=== Exercise requirements ===
Counting task for the entries below: give the number of lines that contain the word "seat", with no other text.

[Website and app data records]

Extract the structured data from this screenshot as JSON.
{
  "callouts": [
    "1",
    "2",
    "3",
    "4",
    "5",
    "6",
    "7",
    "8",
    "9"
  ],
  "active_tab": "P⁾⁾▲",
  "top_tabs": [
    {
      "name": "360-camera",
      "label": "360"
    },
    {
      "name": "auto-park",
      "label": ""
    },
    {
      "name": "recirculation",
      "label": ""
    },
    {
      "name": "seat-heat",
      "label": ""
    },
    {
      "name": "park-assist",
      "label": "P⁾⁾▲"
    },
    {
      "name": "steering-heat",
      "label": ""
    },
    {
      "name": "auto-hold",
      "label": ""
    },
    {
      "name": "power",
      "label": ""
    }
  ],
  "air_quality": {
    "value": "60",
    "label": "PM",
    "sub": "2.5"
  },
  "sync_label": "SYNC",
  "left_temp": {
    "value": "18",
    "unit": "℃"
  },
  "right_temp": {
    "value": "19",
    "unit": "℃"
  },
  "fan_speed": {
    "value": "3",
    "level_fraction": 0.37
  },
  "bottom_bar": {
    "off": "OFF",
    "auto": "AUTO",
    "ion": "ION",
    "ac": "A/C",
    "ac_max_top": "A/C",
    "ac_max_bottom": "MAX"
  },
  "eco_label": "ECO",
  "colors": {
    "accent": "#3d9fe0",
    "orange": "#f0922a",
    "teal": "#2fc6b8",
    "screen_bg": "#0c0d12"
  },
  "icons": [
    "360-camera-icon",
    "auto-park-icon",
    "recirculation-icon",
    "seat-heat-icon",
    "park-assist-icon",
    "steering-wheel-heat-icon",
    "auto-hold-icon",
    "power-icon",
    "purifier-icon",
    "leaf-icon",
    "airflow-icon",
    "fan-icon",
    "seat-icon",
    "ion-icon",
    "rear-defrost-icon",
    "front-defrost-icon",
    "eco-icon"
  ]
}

=== Answer for the task ===
3